| What you have to do |
Present each line of the entries below that holds the word "passt".

| Data for analysis |

------------------------------------

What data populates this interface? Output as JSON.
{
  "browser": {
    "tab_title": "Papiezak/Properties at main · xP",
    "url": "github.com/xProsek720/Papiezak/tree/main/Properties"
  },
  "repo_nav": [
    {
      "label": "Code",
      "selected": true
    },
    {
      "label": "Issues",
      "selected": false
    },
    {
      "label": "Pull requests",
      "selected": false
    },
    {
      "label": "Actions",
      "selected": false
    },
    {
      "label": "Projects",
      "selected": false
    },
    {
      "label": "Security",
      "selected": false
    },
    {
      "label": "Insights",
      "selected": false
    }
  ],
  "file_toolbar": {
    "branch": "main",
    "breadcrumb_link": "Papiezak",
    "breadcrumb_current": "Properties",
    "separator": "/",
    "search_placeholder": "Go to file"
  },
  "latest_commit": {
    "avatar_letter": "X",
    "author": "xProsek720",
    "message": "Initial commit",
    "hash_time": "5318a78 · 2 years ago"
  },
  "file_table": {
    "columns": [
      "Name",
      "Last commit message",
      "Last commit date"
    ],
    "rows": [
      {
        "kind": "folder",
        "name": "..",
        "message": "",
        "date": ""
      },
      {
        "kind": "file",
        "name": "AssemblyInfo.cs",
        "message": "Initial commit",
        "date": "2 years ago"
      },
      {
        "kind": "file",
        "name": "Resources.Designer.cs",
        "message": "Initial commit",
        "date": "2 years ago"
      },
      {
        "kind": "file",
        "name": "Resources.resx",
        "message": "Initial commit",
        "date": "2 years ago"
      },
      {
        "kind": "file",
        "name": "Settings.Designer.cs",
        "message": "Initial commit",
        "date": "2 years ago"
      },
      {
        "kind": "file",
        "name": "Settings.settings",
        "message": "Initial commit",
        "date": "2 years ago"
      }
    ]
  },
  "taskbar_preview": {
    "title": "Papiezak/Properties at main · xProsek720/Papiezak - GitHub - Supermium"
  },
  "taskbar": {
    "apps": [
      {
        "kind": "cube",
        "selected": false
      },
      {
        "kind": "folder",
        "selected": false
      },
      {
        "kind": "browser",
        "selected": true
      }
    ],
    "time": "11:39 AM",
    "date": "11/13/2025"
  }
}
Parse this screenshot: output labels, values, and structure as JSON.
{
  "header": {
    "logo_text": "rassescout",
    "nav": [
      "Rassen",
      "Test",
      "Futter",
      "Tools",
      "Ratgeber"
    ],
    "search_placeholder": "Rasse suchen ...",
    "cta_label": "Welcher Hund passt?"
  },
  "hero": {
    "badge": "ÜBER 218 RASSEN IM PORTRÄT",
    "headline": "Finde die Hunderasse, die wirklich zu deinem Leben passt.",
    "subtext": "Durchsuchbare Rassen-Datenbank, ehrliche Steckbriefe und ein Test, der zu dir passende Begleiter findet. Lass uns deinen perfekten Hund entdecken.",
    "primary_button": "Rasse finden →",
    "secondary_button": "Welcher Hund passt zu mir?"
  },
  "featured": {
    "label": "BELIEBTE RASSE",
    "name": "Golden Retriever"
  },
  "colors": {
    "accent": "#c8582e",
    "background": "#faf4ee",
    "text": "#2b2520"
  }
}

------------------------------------

| Task result |
    "cta_label": "Welcher Hund passt?"
    "headline": "Finde die Hunderasse, die wirklich zu deinem Leben passt.",
    "secondary_button": "Welcher Hund passt zu mir?"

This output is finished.